YOUR TASK
Where in the data below does the word "heart" appear? Copy every line that has it.

[Extracted records]
- - - - - - -
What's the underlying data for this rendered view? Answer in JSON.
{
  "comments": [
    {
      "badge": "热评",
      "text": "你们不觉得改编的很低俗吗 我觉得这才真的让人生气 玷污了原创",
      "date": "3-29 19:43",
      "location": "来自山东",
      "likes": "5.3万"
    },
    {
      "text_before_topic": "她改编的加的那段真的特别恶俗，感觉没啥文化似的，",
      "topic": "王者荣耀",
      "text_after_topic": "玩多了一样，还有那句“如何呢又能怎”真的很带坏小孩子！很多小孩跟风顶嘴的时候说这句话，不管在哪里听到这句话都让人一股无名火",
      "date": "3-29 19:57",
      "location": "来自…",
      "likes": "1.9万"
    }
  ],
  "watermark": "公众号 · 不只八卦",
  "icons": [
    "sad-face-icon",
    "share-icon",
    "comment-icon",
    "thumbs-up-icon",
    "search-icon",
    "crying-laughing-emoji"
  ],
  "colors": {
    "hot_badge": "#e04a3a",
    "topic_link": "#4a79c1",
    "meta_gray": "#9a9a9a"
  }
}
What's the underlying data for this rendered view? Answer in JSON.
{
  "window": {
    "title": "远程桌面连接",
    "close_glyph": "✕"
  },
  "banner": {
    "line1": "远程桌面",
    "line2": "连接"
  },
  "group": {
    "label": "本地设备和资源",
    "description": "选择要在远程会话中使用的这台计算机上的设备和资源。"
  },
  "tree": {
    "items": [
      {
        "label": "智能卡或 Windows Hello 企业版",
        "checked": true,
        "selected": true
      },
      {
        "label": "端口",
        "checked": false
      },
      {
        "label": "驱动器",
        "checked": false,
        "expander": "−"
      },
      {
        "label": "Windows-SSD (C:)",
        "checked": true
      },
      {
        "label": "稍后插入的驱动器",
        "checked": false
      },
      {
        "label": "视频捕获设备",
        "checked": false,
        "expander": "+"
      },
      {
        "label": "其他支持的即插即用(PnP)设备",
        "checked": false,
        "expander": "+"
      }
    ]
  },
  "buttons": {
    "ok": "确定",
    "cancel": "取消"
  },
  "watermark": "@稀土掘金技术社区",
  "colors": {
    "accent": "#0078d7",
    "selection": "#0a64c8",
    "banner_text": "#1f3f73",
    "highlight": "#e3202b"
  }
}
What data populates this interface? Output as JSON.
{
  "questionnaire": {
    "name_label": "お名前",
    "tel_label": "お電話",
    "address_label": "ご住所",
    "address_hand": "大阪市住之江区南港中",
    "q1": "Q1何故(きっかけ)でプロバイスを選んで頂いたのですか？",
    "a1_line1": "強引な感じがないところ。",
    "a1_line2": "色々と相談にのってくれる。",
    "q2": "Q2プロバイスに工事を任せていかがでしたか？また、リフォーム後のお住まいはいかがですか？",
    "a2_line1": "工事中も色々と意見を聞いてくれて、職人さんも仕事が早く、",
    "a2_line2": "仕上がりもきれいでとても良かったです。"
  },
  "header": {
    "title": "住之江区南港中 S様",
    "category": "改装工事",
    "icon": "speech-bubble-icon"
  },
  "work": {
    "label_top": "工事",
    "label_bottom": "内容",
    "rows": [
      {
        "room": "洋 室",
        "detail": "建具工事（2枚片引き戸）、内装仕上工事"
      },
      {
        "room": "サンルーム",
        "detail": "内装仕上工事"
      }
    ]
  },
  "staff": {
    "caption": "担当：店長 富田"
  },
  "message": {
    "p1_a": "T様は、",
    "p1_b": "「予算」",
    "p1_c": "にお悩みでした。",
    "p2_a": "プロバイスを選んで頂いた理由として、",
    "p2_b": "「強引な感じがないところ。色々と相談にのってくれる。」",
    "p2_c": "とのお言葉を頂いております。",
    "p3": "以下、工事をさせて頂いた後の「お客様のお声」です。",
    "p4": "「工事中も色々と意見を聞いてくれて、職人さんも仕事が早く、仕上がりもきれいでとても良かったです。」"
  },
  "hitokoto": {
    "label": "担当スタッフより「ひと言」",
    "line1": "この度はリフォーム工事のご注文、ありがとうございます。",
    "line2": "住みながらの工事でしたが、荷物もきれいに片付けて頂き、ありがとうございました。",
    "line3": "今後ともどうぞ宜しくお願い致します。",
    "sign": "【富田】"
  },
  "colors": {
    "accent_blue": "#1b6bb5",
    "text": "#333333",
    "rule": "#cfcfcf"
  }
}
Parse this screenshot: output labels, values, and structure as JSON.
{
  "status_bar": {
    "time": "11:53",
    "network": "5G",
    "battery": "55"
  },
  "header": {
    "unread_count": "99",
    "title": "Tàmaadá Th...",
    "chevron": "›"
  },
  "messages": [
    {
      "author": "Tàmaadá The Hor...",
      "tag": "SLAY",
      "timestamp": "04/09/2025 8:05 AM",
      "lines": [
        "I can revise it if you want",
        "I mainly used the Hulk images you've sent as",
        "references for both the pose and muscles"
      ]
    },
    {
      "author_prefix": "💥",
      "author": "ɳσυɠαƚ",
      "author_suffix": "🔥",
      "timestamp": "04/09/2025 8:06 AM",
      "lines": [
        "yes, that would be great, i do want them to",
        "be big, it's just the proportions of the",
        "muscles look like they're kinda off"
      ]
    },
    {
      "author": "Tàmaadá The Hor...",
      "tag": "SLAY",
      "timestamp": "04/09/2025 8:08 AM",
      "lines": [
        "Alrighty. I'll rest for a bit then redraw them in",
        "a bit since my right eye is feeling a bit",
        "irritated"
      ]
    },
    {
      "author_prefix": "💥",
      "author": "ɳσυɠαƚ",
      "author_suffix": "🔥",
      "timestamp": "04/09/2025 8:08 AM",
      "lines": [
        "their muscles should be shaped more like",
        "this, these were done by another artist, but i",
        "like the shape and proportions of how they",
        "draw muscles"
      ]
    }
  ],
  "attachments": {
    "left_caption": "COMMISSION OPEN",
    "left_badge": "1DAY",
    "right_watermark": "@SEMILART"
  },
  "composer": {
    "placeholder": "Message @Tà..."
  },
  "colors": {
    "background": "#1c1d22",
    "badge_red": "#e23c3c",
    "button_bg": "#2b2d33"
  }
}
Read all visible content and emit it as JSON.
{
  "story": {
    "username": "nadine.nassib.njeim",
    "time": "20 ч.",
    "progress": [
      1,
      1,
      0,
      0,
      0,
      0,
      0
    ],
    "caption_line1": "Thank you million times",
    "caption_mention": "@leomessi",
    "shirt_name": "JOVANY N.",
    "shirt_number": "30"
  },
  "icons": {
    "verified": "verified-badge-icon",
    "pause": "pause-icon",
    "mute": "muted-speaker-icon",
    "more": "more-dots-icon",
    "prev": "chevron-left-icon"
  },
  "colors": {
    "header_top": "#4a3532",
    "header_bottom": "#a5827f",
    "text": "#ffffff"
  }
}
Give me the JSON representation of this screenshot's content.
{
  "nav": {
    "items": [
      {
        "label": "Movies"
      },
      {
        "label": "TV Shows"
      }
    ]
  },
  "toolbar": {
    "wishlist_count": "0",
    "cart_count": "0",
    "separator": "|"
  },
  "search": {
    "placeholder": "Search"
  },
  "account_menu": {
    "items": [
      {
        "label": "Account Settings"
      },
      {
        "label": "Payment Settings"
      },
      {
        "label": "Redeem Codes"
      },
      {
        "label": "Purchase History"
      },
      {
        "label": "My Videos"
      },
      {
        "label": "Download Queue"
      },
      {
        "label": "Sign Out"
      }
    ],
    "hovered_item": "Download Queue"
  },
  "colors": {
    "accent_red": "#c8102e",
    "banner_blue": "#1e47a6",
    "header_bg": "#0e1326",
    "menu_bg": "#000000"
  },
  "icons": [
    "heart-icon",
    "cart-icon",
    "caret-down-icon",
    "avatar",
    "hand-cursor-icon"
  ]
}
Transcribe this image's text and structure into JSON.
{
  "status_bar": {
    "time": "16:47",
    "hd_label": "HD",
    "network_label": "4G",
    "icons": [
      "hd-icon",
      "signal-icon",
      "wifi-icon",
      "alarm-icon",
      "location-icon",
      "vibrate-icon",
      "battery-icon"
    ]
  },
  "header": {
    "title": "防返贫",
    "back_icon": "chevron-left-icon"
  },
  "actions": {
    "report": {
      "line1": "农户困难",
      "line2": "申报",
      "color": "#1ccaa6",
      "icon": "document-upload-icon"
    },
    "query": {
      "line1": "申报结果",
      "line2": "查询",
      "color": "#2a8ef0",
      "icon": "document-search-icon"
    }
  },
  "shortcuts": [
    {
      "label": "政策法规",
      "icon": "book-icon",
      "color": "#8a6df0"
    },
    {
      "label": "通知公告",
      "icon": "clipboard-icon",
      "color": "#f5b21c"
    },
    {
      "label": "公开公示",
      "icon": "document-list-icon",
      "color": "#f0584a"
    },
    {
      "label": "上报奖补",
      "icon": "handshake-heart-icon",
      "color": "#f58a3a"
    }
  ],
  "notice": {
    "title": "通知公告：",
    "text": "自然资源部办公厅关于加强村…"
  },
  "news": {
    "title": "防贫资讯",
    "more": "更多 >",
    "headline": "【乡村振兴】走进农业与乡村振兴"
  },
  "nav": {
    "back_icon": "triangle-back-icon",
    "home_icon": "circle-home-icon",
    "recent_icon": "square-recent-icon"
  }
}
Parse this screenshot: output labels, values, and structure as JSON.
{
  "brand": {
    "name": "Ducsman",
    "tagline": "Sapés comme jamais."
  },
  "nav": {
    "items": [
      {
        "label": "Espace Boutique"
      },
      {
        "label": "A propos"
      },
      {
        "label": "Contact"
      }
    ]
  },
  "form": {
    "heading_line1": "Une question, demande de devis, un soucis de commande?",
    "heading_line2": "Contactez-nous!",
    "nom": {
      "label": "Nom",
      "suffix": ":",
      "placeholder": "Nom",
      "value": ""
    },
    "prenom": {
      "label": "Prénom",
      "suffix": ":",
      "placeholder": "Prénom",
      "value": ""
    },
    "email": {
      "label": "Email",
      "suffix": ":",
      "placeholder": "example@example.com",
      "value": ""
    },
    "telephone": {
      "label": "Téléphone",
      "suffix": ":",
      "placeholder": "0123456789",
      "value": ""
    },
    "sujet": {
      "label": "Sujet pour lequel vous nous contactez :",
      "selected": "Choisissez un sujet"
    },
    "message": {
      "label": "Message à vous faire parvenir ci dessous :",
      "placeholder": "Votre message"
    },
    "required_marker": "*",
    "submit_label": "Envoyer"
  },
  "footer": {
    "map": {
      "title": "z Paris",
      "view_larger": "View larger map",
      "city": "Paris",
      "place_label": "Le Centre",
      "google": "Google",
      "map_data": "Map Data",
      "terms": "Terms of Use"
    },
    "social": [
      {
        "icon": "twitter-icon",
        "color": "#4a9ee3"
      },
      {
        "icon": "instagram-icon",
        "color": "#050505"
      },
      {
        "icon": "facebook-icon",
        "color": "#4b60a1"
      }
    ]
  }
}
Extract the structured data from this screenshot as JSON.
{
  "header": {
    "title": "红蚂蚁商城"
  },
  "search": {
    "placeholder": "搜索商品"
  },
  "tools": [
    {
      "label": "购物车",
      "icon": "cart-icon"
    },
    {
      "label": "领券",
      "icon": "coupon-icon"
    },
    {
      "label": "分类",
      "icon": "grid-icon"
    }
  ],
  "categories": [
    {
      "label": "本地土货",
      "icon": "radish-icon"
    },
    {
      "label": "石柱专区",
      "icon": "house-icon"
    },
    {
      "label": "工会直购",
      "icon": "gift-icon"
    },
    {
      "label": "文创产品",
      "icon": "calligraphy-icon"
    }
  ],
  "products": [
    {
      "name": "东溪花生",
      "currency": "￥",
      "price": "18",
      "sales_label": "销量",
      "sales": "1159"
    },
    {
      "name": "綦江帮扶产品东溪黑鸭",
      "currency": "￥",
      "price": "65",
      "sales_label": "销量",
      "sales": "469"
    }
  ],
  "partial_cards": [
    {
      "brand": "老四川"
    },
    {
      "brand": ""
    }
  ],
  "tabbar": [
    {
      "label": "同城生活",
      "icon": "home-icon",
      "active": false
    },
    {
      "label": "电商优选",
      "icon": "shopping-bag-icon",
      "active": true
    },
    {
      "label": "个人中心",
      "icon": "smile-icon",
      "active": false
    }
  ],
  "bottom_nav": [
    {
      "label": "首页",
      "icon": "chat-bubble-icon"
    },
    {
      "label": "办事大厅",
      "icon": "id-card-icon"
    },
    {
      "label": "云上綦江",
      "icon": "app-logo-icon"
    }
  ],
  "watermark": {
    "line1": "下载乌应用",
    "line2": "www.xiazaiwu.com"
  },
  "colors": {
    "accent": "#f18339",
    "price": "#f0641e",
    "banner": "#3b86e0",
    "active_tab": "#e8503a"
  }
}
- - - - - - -
EXERCISE SOLUTION
    "heart-icon",
      "icon": "handshake-heart-icon",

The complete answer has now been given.